** EXERCISE **
Below are the records; count how many of their lines contain the word "Confirmations" and give that number only.

** LISTED RECORDS **
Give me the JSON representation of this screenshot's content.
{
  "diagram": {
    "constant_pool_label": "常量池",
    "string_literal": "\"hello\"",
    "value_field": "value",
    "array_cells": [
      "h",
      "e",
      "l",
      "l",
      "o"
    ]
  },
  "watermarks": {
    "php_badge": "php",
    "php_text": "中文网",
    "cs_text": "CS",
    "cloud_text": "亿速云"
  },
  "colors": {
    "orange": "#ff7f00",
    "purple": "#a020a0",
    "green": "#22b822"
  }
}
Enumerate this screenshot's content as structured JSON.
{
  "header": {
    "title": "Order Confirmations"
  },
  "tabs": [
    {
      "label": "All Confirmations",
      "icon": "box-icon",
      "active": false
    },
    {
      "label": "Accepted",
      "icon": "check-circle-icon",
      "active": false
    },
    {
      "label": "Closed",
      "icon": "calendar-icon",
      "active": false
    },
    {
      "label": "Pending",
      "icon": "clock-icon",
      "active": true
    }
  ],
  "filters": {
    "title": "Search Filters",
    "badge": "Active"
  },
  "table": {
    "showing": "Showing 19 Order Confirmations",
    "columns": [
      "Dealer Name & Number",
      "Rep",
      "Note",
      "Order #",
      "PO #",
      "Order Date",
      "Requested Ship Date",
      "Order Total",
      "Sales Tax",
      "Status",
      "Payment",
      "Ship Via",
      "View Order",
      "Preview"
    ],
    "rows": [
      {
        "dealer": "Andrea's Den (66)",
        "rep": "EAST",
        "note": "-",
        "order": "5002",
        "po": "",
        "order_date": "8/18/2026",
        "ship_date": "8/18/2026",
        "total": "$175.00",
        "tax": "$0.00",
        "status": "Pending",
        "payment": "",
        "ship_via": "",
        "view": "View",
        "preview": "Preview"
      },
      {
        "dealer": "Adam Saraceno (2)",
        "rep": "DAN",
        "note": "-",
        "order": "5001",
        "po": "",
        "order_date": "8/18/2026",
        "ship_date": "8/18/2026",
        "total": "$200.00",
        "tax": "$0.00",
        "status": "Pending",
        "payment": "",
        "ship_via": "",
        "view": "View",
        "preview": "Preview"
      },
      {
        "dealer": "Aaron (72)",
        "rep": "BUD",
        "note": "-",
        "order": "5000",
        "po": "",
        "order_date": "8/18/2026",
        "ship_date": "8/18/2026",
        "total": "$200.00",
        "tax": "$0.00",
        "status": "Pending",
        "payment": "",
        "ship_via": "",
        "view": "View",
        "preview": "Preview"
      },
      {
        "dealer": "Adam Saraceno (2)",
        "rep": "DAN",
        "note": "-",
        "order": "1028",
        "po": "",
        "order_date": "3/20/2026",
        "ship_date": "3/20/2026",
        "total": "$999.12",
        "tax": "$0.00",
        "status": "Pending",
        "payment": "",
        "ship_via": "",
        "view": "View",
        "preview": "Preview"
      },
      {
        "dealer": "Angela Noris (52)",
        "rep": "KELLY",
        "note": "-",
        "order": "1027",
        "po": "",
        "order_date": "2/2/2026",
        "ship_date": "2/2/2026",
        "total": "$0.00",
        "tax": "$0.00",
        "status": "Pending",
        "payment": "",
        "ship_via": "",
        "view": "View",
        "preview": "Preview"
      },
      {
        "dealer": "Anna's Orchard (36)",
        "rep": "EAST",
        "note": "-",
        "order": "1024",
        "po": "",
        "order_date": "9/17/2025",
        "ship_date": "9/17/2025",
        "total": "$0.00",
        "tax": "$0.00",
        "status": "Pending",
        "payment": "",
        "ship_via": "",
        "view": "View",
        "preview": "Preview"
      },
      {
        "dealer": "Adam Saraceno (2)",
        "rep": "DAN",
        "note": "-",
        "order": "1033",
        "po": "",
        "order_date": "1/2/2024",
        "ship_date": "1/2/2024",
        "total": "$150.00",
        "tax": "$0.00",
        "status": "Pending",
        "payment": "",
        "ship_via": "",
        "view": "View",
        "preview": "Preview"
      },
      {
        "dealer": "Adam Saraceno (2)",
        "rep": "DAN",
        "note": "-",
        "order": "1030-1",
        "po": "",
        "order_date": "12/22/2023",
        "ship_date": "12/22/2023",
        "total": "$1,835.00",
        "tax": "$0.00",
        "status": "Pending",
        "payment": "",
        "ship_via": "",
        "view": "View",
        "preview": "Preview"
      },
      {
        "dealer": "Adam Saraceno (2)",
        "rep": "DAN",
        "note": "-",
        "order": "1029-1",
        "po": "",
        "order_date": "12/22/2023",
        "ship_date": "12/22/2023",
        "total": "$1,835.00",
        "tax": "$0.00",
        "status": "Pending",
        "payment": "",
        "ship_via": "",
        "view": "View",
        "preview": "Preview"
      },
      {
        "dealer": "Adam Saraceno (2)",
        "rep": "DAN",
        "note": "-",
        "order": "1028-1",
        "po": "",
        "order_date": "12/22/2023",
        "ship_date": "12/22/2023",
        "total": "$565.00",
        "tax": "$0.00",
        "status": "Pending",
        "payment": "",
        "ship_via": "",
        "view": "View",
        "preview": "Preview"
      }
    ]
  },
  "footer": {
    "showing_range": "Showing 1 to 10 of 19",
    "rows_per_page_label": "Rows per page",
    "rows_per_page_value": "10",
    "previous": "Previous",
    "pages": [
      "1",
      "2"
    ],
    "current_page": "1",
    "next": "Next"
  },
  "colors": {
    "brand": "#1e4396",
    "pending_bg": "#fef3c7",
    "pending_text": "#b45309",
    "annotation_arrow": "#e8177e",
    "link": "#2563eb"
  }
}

** EXERCISE ANSWER **
3